PROMPT> From the entries below, copy out every line with "Paramètres" in it.

-------- EXTRACTED INFORMATION --------

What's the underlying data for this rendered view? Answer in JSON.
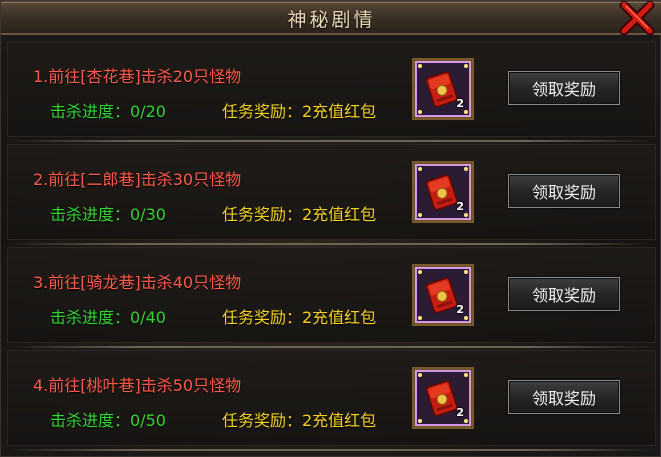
{
  "window": {
    "title": "神秘剧情"
  },
  "quests": [
    {
      "title": "1.前往[杏花巷]击杀20只怪物",
      "progress": "击杀进度：0/20",
      "reward": "任务奖励：2充值红包",
      "item_count": "2",
      "claim_label": "领取奖励"
    },
    {
      "title": "2.前往[二郎巷]击杀30只怪物",
      "progress": "击杀进度：0/30",
      "reward": "任务奖励：2充值红包",
      "item_count": "2",
      "claim_label": "领取奖励"
    },
    {
      "title": "3.前往[骑龙巷]击杀40只怪物",
      "progress": "击杀进度：0/40",
      "reward": "任务奖励：2充值红包",
      "item_count": "2",
      "claim_label": "领取奖励"
    },
    {
      "title": "4.前往[桃叶巷]击杀50只怪物",
      "progress": "击杀进度：0/50",
      "reward": "任务奖励：2充值红包",
      "item_count": "2",
      "claim_label": "领取奖励"
    }
  ],
  "icons": {
    "close": "close-x-icon",
    "reward_item": "red-envelope-icon"
  },
  "colors": {
    "quest_title": "#ff5a4a",
    "progress": "#33d533",
    "reward": "#f3d223",
    "frame_glow": "#c070ff"
  }
}
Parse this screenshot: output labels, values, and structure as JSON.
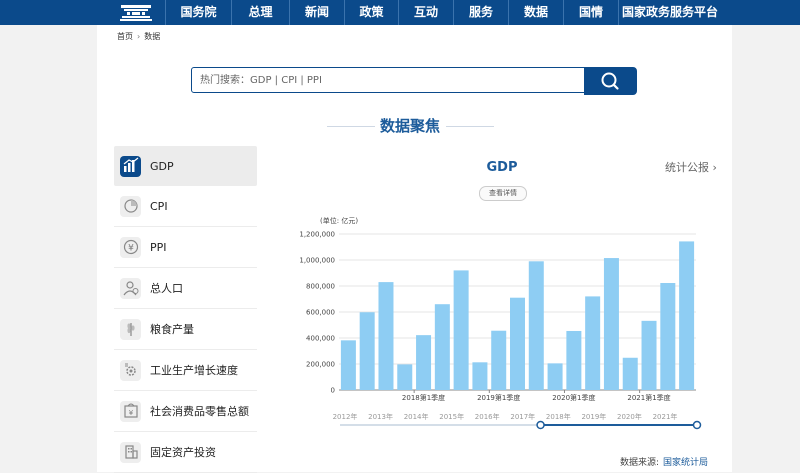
{
  "nav": {
    "items": [
      "国务院",
      "总理",
      "新闻",
      "政策",
      "互动",
      "服务",
      "数据",
      "国情",
      "国家政务服务平台"
    ]
  },
  "breadcrumb": {
    "home": "首页",
    "separator": "›",
    "current": "数据"
  },
  "search": {
    "placeholder": "热门搜索：GDP  |  CPI  |  PPI"
  },
  "section_title": "数据聚焦",
  "sidebar": {
    "items": [
      {
        "label": "GDP",
        "icon": "bar-chart-icon",
        "active": true
      },
      {
        "label": "CPI",
        "icon": "pie-chart-icon",
        "active": false
      },
      {
        "label": "PPI",
        "icon": "yuan-coin-icon",
        "active": false
      },
      {
        "label": "总人口",
        "icon": "person-icon",
        "active": false
      },
      {
        "label": "粮食产量",
        "icon": "wheat-icon",
        "active": false
      },
      {
        "label": "工业生产增长速度",
        "icon": "factory-gear-icon",
        "active": false
      },
      {
        "label": "社会消费品零售总额",
        "icon": "shopping-icon",
        "active": false
      },
      {
        "label": "固定资产投资",
        "icon": "building-icon",
        "active": false
      }
    ]
  },
  "chart_header": {
    "title": "GDP",
    "detail_label": "查看详情",
    "report_link": "统计公报"
  },
  "chart_data": {
    "type": "bar",
    "unit_label": "(单位: 亿元)",
    "yticks": [
      "0",
      "200,000",
      "400,000",
      "600,000",
      "800,000",
      "1,000,000",
      "1,200,000"
    ],
    "ylim": [
      0,
      1200000
    ],
    "values": [
      382000,
      598000,
      830000,
      197000,
      422000,
      660000,
      920000,
      213000,
      456000,
      710000,
      990000,
      205000,
      454000,
      720000,
      1015000,
      248000,
      532000,
      823000,
      1143000
    ],
    "category_labels": [
      {
        "index": 4,
        "label": "2018第1季度"
      },
      {
        "index": 8,
        "label": "2019第1季度"
      },
      {
        "index": 12,
        "label": "2020第1季度"
      },
      {
        "index": 16,
        "label": "2021第1季度"
      }
    ],
    "bar_color": "#8ecdf3",
    "timeline_years": [
      "2012年",
      "2013年",
      "2014年",
      "2015年",
      "2016年",
      "2017年",
      "2018年",
      "2019年",
      "2020年",
      "2021年"
    ],
    "timeline_range": [
      "2017年",
      "2021年"
    ]
  },
  "source": {
    "label": "数据来源:",
    "org": "国家统计局"
  },
  "colors": {
    "brand": "#0b4a8b",
    "accent": "#1d5c9b"
  }
}
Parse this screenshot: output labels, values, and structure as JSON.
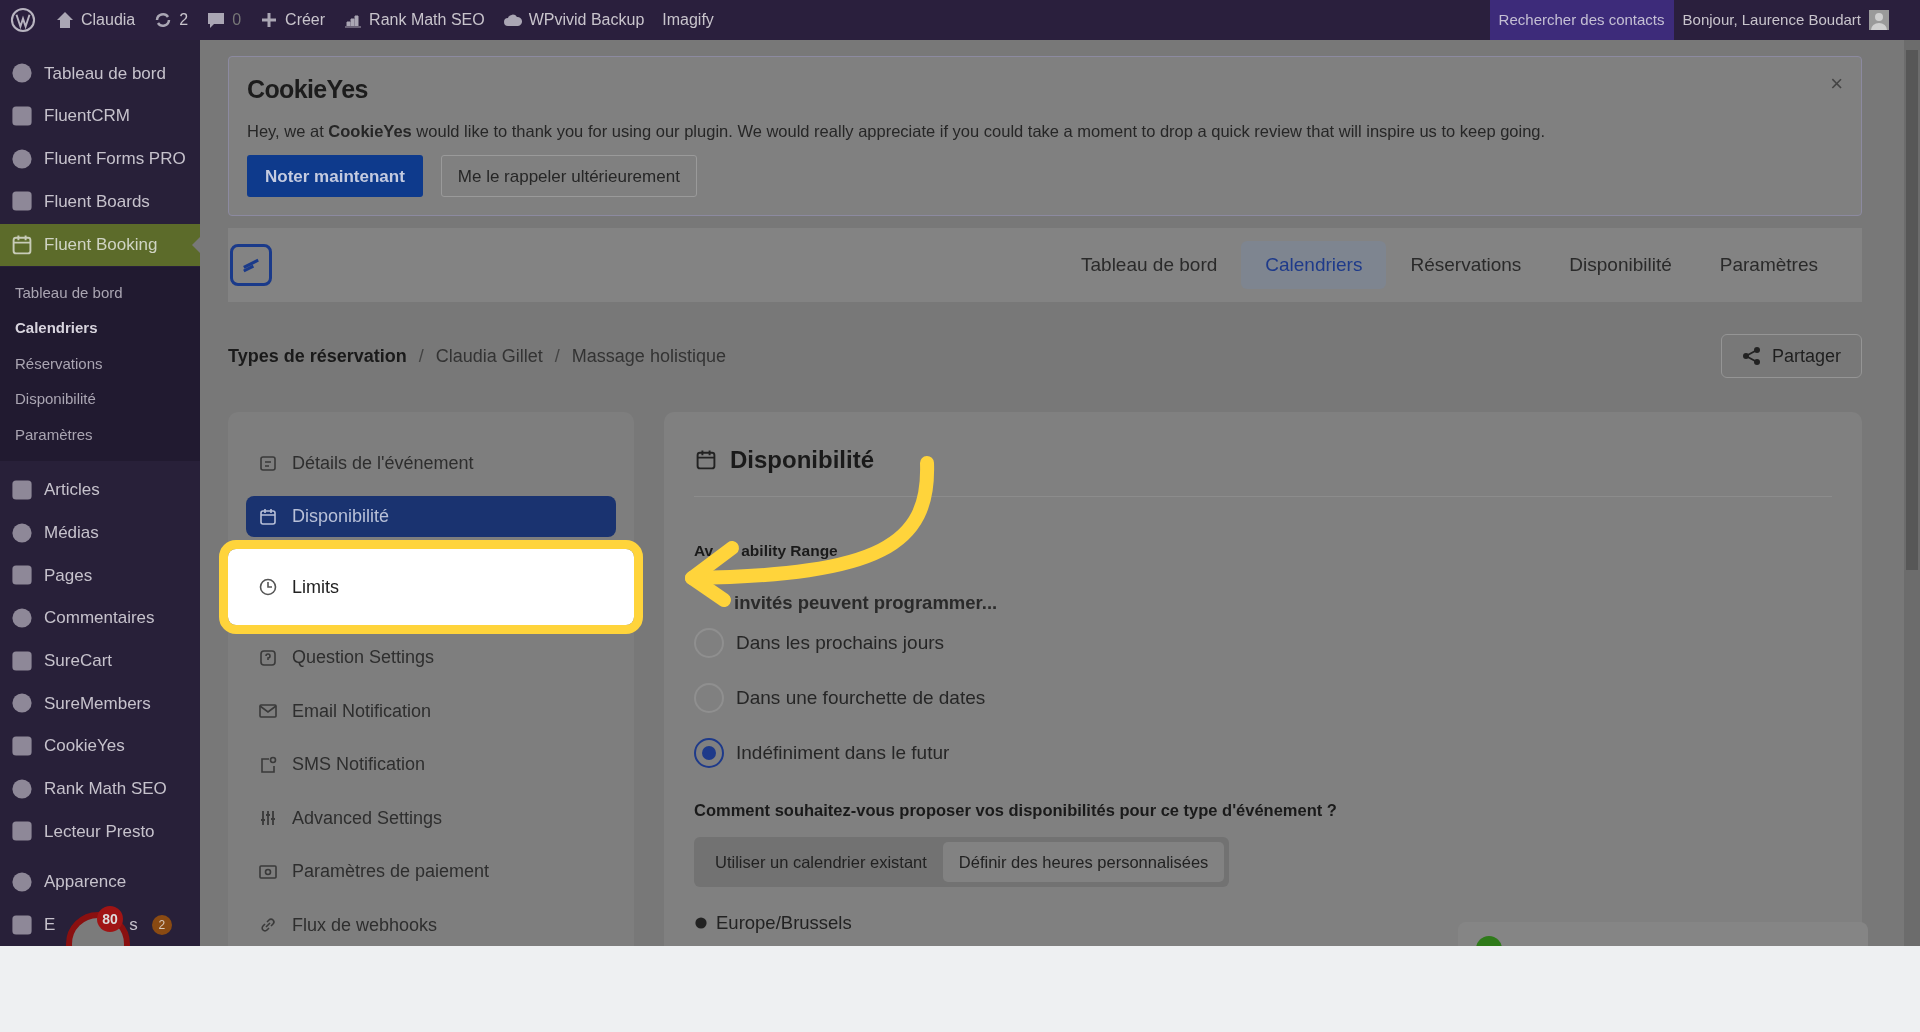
{
  "admin_bar": {
    "items": [
      {
        "label": "Claudia"
      },
      {
        "label": "2"
      },
      {
        "label": "0"
      },
      {
        "label": "Créer"
      },
      {
        "label": "Rank Math SEO"
      },
      {
        "label": "WPvivid Backup"
      },
      {
        "label": "Imagify"
      }
    ],
    "search": "Rechercher des contacts",
    "greeting": "Bonjour, Laurence Boudart"
  },
  "sidebar": {
    "items": [
      {
        "label": "Tableau de bord",
        "selected": false
      },
      {
        "label": "FluentCRM",
        "selected": false
      },
      {
        "label": "Fluent Forms PRO",
        "selected": false
      },
      {
        "label": "Fluent Boards",
        "selected": false
      },
      {
        "label": "Fluent Booking",
        "selected": true,
        "children": [
          {
            "label": "Tableau de bord",
            "selected": false
          },
          {
            "label": "Calendriers",
            "selected": true
          },
          {
            "label": "Réservations",
            "selected": false
          },
          {
            "label": "Disponibilité",
            "selected": false
          },
          {
            "label": "Paramètres",
            "selected": false
          }
        ]
      },
      {
        "label": "Articles",
        "selected": false
      },
      {
        "label": "Médias",
        "selected": false
      },
      {
        "label": "Pages",
        "selected": false
      },
      {
        "label": "Commentaires",
        "selected": false
      },
      {
        "label": "SureCart",
        "selected": false
      },
      {
        "label": "SureMembers",
        "selected": false
      },
      {
        "label": "CookieYes",
        "selected": false
      },
      {
        "label": "Rank Math SEO",
        "selected": false
      },
      {
        "label": "Lecteur Presto",
        "selected": false
      },
      {
        "label": "Apparence",
        "selected": false
      },
      {
        "label": "E",
        "label_tail": "s",
        "selected": false,
        "badge": "2"
      }
    ]
  },
  "chat_bubble": {
    "badge": "80"
  },
  "notice": {
    "brand": "CookieYes",
    "message": "Hey, we at **CookieYes** would like to thank you for using our plugin. We would really appreciate if you could take a moment to drop a quick review that will inspire us to keep going.",
    "buttons": [
      "Noter maintenant",
      "Me le rappeler ultérieurement"
    ],
    "close": "×"
  },
  "nav": {
    "tabs": [
      {
        "label": "Tableau de bord",
        "selected": false
      },
      {
        "label": "Calendriers",
        "selected": true
      },
      {
        "label": "Réservations",
        "selected": false
      },
      {
        "label": "Disponibilité",
        "selected": false
      },
      {
        "label": "Paramètres",
        "selected": false
      }
    ]
  },
  "breadcrumb": [
    {
      "label": "Types de réservation"
    },
    {
      "separator": "/",
      "label": "Claudia Gillet"
    },
    {
      "separator": "/",
      "label": "Massage holistique"
    }
  ],
  "share_button": "Partager",
  "settings_menu": [
    {
      "label": "Détails de l'événement",
      "selected": false,
      "highlighted": false
    },
    {
      "label": "Disponibilité",
      "selected": true,
      "highlighted": false
    },
    {
      "label": "Limits",
      "selected": false,
      "highlighted": true
    },
    {
      "label": "Question Settings",
      "selected": false,
      "highlighted": false
    },
    {
      "label": "Email Notification",
      "selected": false,
      "highlighted": false
    },
    {
      "label": "SMS Notification",
      "selected": false,
      "highlighted": false
    },
    {
      "label": "Advanced Settings",
      "selected": false,
      "highlighted": false
    },
    {
      "label": "Paramètres de paiement",
      "selected": false,
      "highlighted": false
    },
    {
      "label": "Flux de webhooks",
      "selected": false,
      "highlighted": false
    }
  ],
  "panel": {
    "title": "Disponibilité",
    "range_label": [
      "Av",
      "ability Range"
    ],
    "range_hint": "invités peuvent programmer...",
    "range_options": [
      {
        "label": "Dans les prochains jours",
        "selected": false
      },
      {
        "label": "Dans une fourchette de dates",
        "selected": false
      },
      {
        "label": "Indéfiniment dans le futur",
        "selected": true
      }
    ],
    "question": "Comment souhaitez-vous proposer vos disponibilités pour ce type d'événement ?",
    "modes": [
      {
        "label": "Utiliser un calendrier existant",
        "selected": false
      },
      {
        "label": "Définir des heures personnalisées",
        "selected": true
      }
    ],
    "timezone": "Europe/Brussels"
  }
}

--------

WRITTEN REPLY>
            "label": "Paramètres",
        "label": "Paramètres",
      "label": "Paramètres de paiement",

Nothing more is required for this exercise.